People with Alzheimer’s disease may not see, smell, touch, hear and/or taste things as they used to. Make life safer around the house by:
- Checking foods in the refrigerator often. Throw out anything that has gone bad.
- Put away or lock up things like toothpaste, lotions, shampoos, rubbing alcohol, soap, or perfume. They may look and smell like food to a person with Alzheimer’s.
- If the person wears a hearing aid, check the batteries and settings often.
Remember to re-evaluate the safety of the person’s home as behavior and abilities change.
Learn more about home safety for people with Alzheimer’s.
Caregivers, please talk to your doctor about getting the vaccinations you need. Also, make sure that the person with Alzheimer’s is also current on the following immunizations:
• Pneumococcal Disease
• Tetanus and Diphtheria
• Measles, Mumps, and Rubella
Learn more about vaccinations for older adults in the AgePage Shots for Safety. And don’t forget to schedule updates for your own immunizations!
Caregivers—get helpful resources delivered straight to your inbox! Sign up for the NIA for Caregivers list and receive biweekly e-mails with information and tips about:
• Alzheimer’s caregiving
• Long-distance caregiving
• Caregiver health, and more!
Caregivers play an important role in helping people with mid-to-late stage Alzheimer’s communicate with their doctors.
Make the most out of your time with the doctor with these tips:
• Make a list of what you and the person with Alzheimer’s want to discuss.
• Prioritize your concerns so you talk about the most important issues first.
• Plan to update the doctor on any changes in health, behavior, or medication side effects.
• Take lists of all medications for the doctor to review. This includes prescription drugs, over-the-counter medicines, vitamins, and herbal remedies or supplements.
Learn more about getting the most out of doctor’s appointments.
Caregivers—remember that you need regular check-ups, too! Book your annual doctor’s visit today.
Caring for someone in the final stage of life is always hard. It may be even harder when the person has Alzheimer’s disease.
Palliative care provides comfort care, along with any medical treatments a person might be receiving for a life-threatening illness. When a person is near the end of life, hospice care gives family members needed support and help with their grief, both before and after the person with Alzheimer’s dies.
Learn more about end-of-life care and Alzheimer’s disease by downloading the 2-page Caregiving Tips document from the Alzheimer’s Disease Education and Referral (ADEAR) Center.

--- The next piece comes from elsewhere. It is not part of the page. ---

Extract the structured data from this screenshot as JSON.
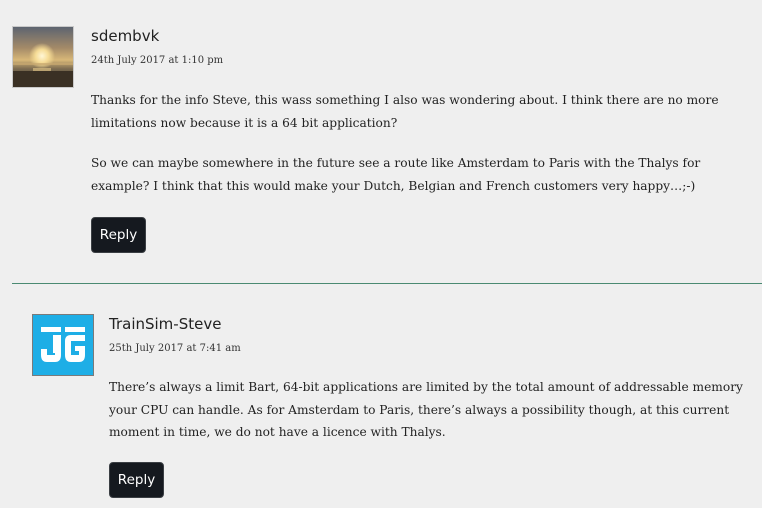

Personality and behavior changes are common with a dementia syndrome. Such changes are a common cause for concern for caregivers. The Alzheimer’s Disease Education and Referral Center (ADEAR) of the National Institute on Aging has created the following 2 page tip sheet to describe common personality and behavior changes along with providing some potential suggestions for how caregivers should manage the changes. Please click the link below to access the tip sheet.
The following infographic by the National Institute on Aging shares ways caregivers can take care of themselves.